_Task_. If a line of the material holds the string "this", please copy it.

########

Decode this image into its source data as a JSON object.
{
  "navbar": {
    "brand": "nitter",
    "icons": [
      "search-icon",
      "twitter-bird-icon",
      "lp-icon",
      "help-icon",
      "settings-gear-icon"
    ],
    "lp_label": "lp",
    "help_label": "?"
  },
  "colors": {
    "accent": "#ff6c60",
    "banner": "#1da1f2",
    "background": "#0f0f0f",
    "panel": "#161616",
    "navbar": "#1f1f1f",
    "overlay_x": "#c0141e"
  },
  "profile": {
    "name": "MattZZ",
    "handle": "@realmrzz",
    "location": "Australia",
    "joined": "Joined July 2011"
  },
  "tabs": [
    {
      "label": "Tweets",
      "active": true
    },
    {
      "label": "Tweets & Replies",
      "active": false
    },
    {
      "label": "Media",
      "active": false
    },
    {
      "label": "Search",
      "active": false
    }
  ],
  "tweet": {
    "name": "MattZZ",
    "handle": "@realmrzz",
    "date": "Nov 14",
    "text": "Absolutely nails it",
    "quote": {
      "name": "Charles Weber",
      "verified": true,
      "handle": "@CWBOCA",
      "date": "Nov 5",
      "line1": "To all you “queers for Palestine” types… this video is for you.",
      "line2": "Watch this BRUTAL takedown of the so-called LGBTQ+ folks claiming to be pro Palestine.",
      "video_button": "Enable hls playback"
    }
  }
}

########

_Expected output_.
Decode this image into its source data as a JSON object.
      "line1": "To all you “queers for Palestine” types… this video is for you.",
      "line2": "Watch this BRUTAL takedown of the so-called LGBTQ+ folks claiming to be pro Palestine.",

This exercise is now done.